Map #55: September 4, 2017
Difficulty Level: 8
Click here for a full-size version of this week’s map.
This map is a choropleth of the countries of the world. (Do you need a refresher on what a choropleth is? Visit our “Basics” page for a quick primer.) On this choropleth, each country is shaded in accordance with a particular statistic. Darker colors indicate higher values of the statistic in question. We have taken the data from a source that offers current values for every country and territory in the world, but many of those values are estimates. We have changed one of those values in accordance with a more recent academic study; it seems likely that other rigorous studies could determine slightly different values for a few particular countries where current statistics are especially unreliable. As always, your job is to figure out what this choropleth represents.
Stumped? Check back Tuesday, Wednesday, Thursday, and Friday for hints about where to focus your investigation. The answer will be posted on Monday, September 11. Good luck!
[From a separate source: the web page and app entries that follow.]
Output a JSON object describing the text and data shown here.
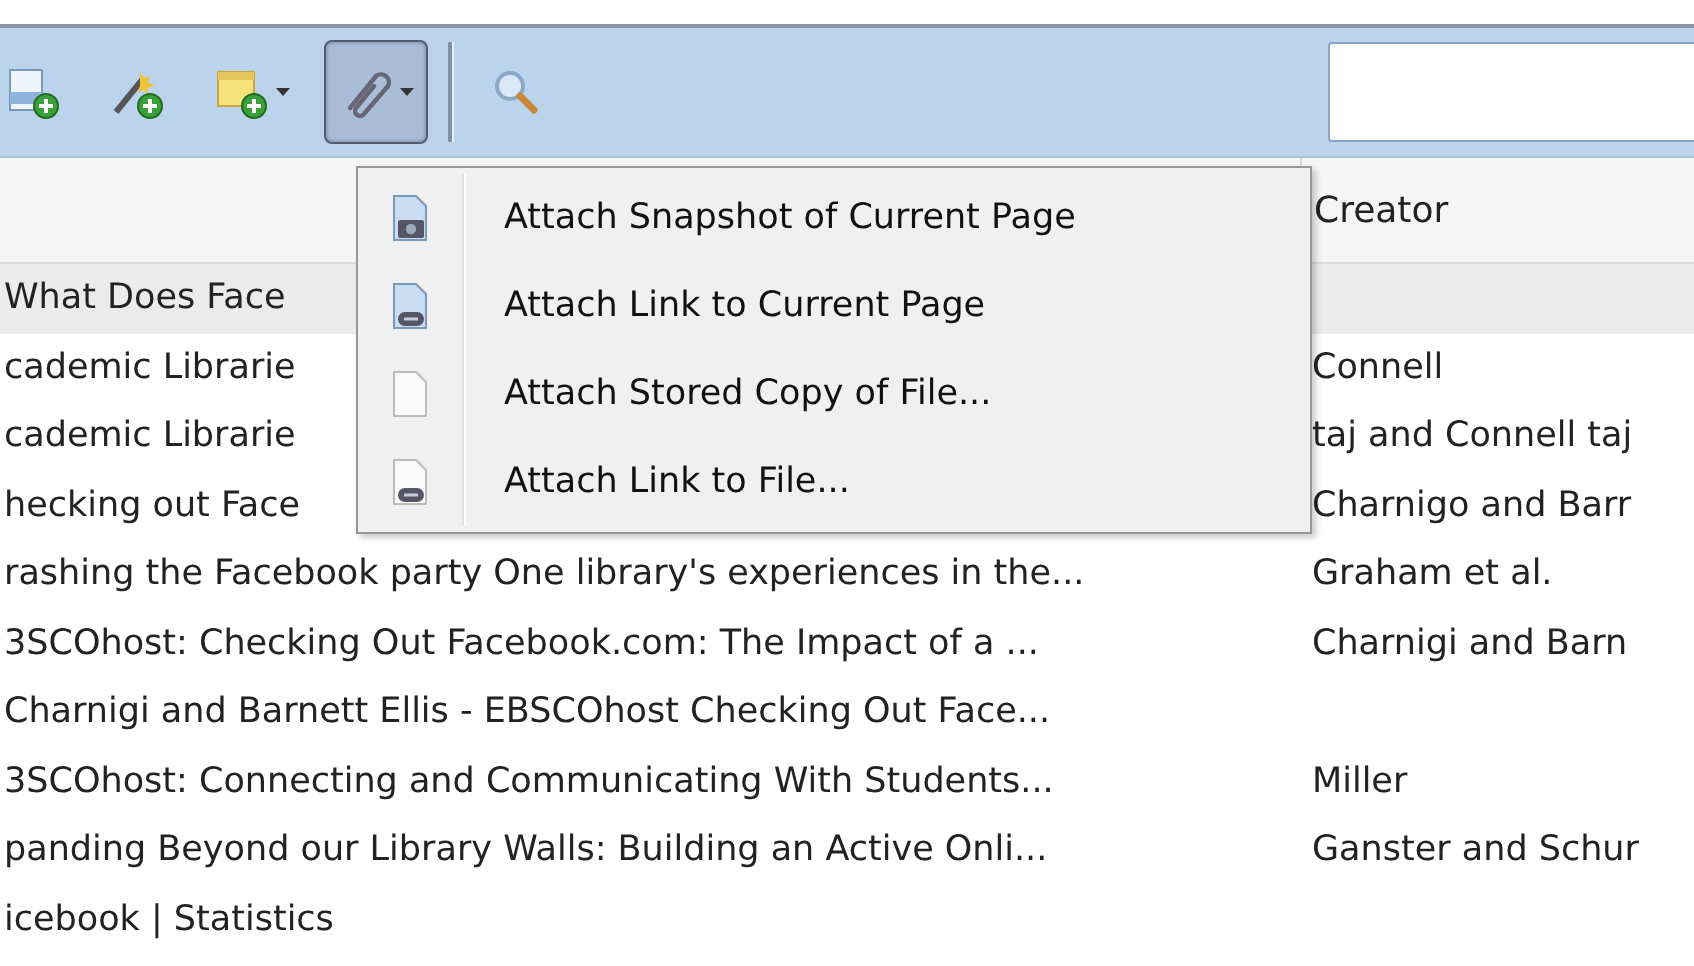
{
  "toolbar": {
    "buttons": [
      {
        "kind": "new-item",
        "dropdown": false,
        "pressed": false
      },
      {
        "kind": "wand",
        "dropdown": false,
        "pressed": false
      },
      {
        "kind": "note",
        "dropdown": true,
        "pressed": false
      },
      {
        "kind": "attach",
        "dropdown": true,
        "pressed": true
      },
      {
        "kind": "search",
        "dropdown": false,
        "pressed": false
      }
    ]
  },
  "header": {
    "column_2": "Creator"
  },
  "rows": [
    {
      "title": "What Does Face",
      "selected": true
    },
    {
      "title": "cademic Librarie",
      "creator": "Connell",
      "selected": false
    },
    {
      "title": "cademic Librarie",
      "creator": "taj and Connell taj",
      "selected": false
    },
    {
      "title": "hecking out Face",
      "creator": "Charnigo and Barr",
      "selected": false
    },
    {
      "title": "rashing the Facebook party One library's experiences in the...",
      "creator": "Graham et al.",
      "selected": false
    },
    {
      "title": "3SCOhost: Checking Out Facebook.com: The Impact of a ...",
      "creator": "Charnigi and Barn",
      "selected": false
    },
    {
      "title": "Charnigi and Barnett Ellis - EBSCOhost Checking Out Face...",
      "selected": false
    },
    {
      "title": "3SCOhost: Connecting and Communicating With Students...",
      "creator": "Miller",
      "selected": false
    },
    {
      "title": "panding Beyond our Library Walls: Building an Active Onli...",
      "creator": "Ganster and Schur",
      "selected": false
    },
    {
      "title": "icebook | Statistics",
      "selected": false
    }
  ],
  "menu": {
    "items": [
      {
        "kind": "snapshot",
        "label": "Attach Snapshot of Current Page"
      },
      {
        "kind": "link-page",
        "label": "Attach Link to Current Page"
      },
      {
        "kind": "file",
        "label": "Attach Stored Copy of File..."
      },
      {
        "kind": "link-file",
        "label": "Attach Link to File..."
      }
    ]
  }
}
Tuesday’s hint: What is intriguing about this map is that the darkest countries generally fall into two categories: either they are post-communist countries of Eastern Europe or they are impoverished countries of sub-Saharan Africa. You may be wondering what these two very different regions have in common—and the answer is that they don’t have all that much in common at all. A more helpful way to look at this map is to consider this general trend: developed countries tend to be darker than developing countries, except in a few particular places. This trend certainly holds true in the Western Hemisphere, where the U.S. and Canada are darker than nearly every other country. This may turn out to be precisely the opposite pattern you would have expected.
Wednesday’s hint: One interesting feature of this map is that there are a few countries that stand out relative to their neighbors. In particular, take a look at Syria, Afghanistan, Somalia, and Yemen. These are all countries that are have something in common. They are not especially dark relative to, say, Eastern Europe, but you have to look at them in comparison to their neighbors. Why would Syria be darker than Jordan? Why would Yemen be darker than Oman?
Thursday’s hint: One of the darkest countries on this map is Lesotho. Lesotho also happens to be one of the countries with the highest prevalence of HIV—23.4% of adults in Lesotho are infected with that disease. Obviously, HIV alone cannot explain the pattern of this week’s map, but it does help explain why Lesotho and other sub-Saharan African countries are so dark.
Friday’s hint: The reason why most developed countries, and Eastern European countries in particular, are so dark on this choropleth is that their populations are generally quite old. In Germany, for example, nearly 27% of the population is over the age of 65. Compare that with somewhere like Niger, where only about 4% of the population is over 65. On this map, demographic trends like this tend to matter even more than war and disease.
Answer: Click here to see an explanation of the answer to this week’s map question.
Next map: Click here to try out our newest map question.